Devaluation? What Devaluation?!? What the Truth Might Sound Like…
L ast week was when the major announcement that Marriott International, Incorporated will acquire Starwood Hotels and Resorts Worldwide, Incorporated in a deal worth $12.2 billion, ensuring the combined entity to easily become the largest lodging company in the world with a combined total of currently a whopping 30 brands consisting of 5,573 hotel properties in greater than 100 countries — and also ensuring the dread and trepidation of those who are loyal to Starwood Preferred Guest, who are almost certain that the future of their favorite frequent guest loyalty program will be hit with major devaluation after major devaluation.
Reassurance From the Chief Executive Officer
“Devaluing points or member benefits is not the way to preserve and strengthen these programs” is what Arne Sorenson — who is the president and chief executive officer of Marriott International, Incorporated — says to allay those fears in this video in which he stars in order to assure you that you have nothing about which to be concerned:
“With due respect to the Marriott’s distinguished CEO, I do not think he’s familiar with the Marriott Rewards program”, Gary Leff of View From The Wing stated in this article, which presents examples to substantiate that statement.
That got me thinking: when was the last time announcements from frequent travel loyalty programs were truthful and reassuring? The word enhancement has forever been ruined to members of frequent travel loyalty programs as a euphemistic term for devaluation.
What a Truthful Announcement Might Look Like
Let us paraphrase the words of Arne Sorenson from the video into what a truthful announcement pertaining to the fate of the frequent guest loyalty programs in the future might look like:
Early this week, we announced the depressing news that Marriott will be acquiring Starwood. Despite my not wanting to do so, I had the unfortunate task of talking to the financial community and the associates of both companies; and I really would rather not talk to our guests right now — but here goes anyway.
Our guests are what make us dread our jobs every single miserable day and make us not even want to show up at work in the morning. This merger gives us the ability to take two lousy companies and destroy anything left that is good about either of them. We will ensure that the things you love about Marriott and Starwood are completely neglected as we strive towards our vision of being the world’s largest and most profitable — and powerful — travel company.
This will be particularly true for our loyalty programs.
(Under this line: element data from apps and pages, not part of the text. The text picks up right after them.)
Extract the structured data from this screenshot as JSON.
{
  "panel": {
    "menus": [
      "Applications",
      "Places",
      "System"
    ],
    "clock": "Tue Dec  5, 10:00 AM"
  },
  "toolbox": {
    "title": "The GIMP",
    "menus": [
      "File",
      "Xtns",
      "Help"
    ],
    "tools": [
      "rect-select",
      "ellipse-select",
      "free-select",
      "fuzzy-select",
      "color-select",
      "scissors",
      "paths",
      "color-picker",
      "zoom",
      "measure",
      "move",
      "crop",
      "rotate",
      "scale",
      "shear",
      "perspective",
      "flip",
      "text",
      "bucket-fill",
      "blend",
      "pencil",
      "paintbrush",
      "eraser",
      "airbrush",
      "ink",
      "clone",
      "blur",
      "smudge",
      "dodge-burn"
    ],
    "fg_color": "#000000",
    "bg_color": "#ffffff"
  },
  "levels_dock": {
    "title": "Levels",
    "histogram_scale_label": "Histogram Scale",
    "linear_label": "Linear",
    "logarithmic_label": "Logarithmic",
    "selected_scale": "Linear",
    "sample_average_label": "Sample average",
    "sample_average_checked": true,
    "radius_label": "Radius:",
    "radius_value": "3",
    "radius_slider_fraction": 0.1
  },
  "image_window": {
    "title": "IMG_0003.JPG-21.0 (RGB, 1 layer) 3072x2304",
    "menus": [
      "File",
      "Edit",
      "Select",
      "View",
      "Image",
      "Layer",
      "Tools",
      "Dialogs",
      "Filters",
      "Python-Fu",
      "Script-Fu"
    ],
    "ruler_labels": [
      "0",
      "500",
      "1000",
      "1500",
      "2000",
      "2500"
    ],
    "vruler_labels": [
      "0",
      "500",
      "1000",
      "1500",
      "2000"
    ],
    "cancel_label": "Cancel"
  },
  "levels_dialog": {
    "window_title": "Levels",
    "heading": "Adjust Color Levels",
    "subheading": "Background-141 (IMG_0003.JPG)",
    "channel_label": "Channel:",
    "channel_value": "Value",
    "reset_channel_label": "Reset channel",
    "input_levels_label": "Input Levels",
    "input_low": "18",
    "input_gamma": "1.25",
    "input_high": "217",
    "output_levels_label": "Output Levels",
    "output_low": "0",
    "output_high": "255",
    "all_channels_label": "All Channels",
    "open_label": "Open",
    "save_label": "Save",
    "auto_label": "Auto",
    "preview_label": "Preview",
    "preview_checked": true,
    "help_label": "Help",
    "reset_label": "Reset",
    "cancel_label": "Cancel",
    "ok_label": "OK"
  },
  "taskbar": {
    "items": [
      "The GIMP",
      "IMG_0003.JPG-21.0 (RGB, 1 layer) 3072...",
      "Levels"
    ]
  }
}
The top priority for us as we come together is to line our pockets with as much of your money as possible and ignore the concerns and preferences of our pesky guests, who do not deserve our attention at all and have been getting away with murder all of these years.
We recognize that Marriott Rewards and Starwood Preferred Guest are two of the worst loyalty programs in the industry — each with gullible morons who believe we are doing what is best for them. Losers.
While we will be spending a great deal of time in the coming months developing our strategy for making even more money at the expense of our guests, our members should wake up and realize that they do not mean a thing to us; and we know without a doubt that these loyalty programs are nothing more than a ball and chain to us, with a bunch of whiners and spoiled brats who do nothing but gripe and complain and want more. Gimme, gimme, gimme. Give me a freakin’ break.
The Starwood Preferred Guest program was one of the most attractive aspects of our acquisition of Starwood. To state the obvious, devaluing points or member benefits is the way to increase our wealth while getting rid of those who leach off of our program so that we can attract real business customers who can afford high room rates without some stupid loyalty program to give them incentives.
As the merger of the two companies progresses, we will attempt to hide as much information as possible so that no one can take advantage of any opportunities to enjoy benefits at our expense. Any insights we think up will help us in our ultimate goal: to make as much money as possible by devaluing the experiences of our idiot guests, who are little more than an aggravating pain in the butt to us.
With this merger, we have a tremendous opportunity to dominate the lodging industry. We plan to destroy whatever is left of our loyalty programs that values us instead of our guests by concentrating on keeping the worst aspects of both of them and eliminating whatever was positive about them; and then we plan on deceiving our guests by telling them about all of the enhancements that they are about to enjoy as we blatantly lie through our teeth.
Thank you — and safe travels. Better yet, do not travel at all. Instead, book a reservation for a room at a rate which must be paid in advance and cannot be canceled or refunded; and then do not show up. That is as close to pure profit as possible for us.
I am not suggesting that the words in the above parody are what Arne Sorenson was really thinking; but there really is little reason these days for airline and lodging companies to continue to have loyalty programs which are lucrative to their members. Besides, a little more honesty to members of frequent travel loyalty programs might actually be refreshing in a bizarre way and may perhaps foster a modicum of trust.
Just remember that the bottom line of many companies is the almighty dollar — pure and simple. Anything else is secondary or tertiary — and no polished video with marketing doublespeak will change the fact that companies simply do not truly care about you. After all, Marriott did not acquire Starwood because the company cares about you.
Instead, consider losing your elite status, gaining your self-respect — and launching your own frequent travel loyalty program — and you will experience less disappointment and be more in control of the benefits and amenities you want whenever you travel…
Source: Marriott International, Incorporated.